No announcement yet.

PA: Hand, foot and mouth disease seen in Edinboro

  • Filter
  • Time
  • Show
Clear All
new posts

  • PA: Hand, foot and mouth disease seen in Edinboro


    Published: October 10. 2009 1:15AM
    Hand, foot and mouth disease seen in Edinboro
    Edinboro reports spread of illness
    EDINBORO -- A viral illness spread easily among children is making its way around the Edinboro area.

    It's not swine flu, but hand, foot and mouth disease.

    "We've received a few phone calls within the last week," said Julie Wehrer, M.D., a Hamot Medical Center physician with Family Health Care of Edinboro, 208 Waterford St. "I wouldn't call it an epidemic."

    Physicians with Saint Vincent Health Center's Edinboro Medical Center, 450 Erie St., also reported getting calls in recent days.

    Hand, foot and mouth disease is a common viral illness often found in preschool-aged children. Like flu, it is spread person to person through cough and sneeze droplets.

    The virus causes fever and blisterlike eruptions in the mouth, and on the hands and feet. A non-itchy skin rash might also develop.

    It's not to be confused with foot-and-mouth, or hoof-and-mouth disease, which is a different virus and is found in animals.

    "This is the time of year when we usually see cases of hand, foot and mouth disease," said Charlotte Berringer, R.N., director of community health for the Erie County Department of Health. "Most cases are usually benign, and some children might not even notice they have it."
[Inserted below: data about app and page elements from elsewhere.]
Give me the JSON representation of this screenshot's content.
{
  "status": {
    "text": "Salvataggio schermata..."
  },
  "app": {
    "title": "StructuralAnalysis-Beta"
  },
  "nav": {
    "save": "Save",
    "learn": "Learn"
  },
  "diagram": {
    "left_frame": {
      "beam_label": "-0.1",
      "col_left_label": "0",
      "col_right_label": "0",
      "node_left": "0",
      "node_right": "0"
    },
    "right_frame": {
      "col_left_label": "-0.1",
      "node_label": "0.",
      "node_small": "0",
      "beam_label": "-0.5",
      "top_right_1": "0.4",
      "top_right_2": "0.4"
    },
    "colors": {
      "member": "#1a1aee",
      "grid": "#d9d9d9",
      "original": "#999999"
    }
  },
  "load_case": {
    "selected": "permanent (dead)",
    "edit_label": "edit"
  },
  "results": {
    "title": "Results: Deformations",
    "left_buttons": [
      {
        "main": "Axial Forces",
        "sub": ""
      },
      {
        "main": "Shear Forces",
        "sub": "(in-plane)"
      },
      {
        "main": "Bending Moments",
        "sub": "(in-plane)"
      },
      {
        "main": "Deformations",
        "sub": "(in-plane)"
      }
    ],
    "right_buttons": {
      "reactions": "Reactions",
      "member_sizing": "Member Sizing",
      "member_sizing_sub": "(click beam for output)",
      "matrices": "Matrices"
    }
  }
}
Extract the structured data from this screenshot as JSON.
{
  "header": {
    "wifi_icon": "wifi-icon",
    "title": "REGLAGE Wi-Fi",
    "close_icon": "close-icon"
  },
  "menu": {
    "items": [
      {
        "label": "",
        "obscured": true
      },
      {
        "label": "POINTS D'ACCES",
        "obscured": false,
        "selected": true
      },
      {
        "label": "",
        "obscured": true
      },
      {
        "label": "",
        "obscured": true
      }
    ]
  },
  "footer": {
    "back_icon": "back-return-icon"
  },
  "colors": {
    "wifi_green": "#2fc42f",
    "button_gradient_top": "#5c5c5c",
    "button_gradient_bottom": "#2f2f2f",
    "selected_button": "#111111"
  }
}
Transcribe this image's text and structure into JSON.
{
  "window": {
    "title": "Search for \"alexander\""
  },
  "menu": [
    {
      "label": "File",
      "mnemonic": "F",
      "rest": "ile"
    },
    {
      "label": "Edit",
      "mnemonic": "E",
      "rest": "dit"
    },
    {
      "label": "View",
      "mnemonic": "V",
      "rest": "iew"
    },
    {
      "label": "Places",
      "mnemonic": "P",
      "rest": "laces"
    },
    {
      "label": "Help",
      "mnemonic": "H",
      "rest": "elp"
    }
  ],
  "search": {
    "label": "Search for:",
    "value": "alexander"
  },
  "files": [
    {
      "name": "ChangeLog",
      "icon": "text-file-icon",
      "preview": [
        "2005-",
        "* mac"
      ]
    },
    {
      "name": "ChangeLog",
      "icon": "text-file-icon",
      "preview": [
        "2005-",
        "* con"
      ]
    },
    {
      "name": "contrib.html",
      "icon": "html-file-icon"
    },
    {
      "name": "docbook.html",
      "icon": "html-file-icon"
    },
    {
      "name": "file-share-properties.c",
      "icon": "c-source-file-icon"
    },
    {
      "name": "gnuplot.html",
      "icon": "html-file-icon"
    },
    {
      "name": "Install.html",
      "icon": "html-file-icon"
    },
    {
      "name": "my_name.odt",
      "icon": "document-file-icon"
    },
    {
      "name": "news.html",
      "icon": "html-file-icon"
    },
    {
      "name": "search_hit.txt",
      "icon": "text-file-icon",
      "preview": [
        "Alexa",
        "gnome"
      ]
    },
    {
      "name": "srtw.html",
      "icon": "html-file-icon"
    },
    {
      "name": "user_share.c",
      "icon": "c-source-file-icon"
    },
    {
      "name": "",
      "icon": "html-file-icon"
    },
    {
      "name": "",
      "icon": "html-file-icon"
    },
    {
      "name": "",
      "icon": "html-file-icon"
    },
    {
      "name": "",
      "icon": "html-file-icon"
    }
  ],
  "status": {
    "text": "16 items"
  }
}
    Most cases clear on their own after several days. Because it's caused by a virus, antibiotics don't help, Wehrer said.

    "The most common complication is dehydration," she said. "That can happen when the lesions in the mouth are sore, and the child doesn't want to eat or drink anything because it hurts."

    Parents are encouraged to give their children cold drinks, and foods like applesauce, Popsicles and gelatin to prevent dehydration.

    Preventing the disease is difficult because there is no vaccine and it's difficult to teach young children good hygiene habits, Berringer said.

    No recent cases of hand, foot and mouth disease have been found among children attending the Early Learning Unit at Edinboro University, the area's largest day-care center.

    "We haven't seen any cases, but we are vigilant about hand washing around here," said Jill Simmons, director of the unit, which is overseen by the County YMCA. "When we change a diaper, both the caregiver and the infant get their hands washed."

    Wehrer said that in rare cases, a child with this disease might develop brain or heart inflammation. Those complications are more common outside the U.S.

    "Normally, you don't need to see a doctor," Wehrer said. "But take them if your child develops a temperature higher than 102, seems lethargic or continues to have a high fever for a couple of days."

    DAVID BRUCE can be reached at 870-1736 or by e-mail.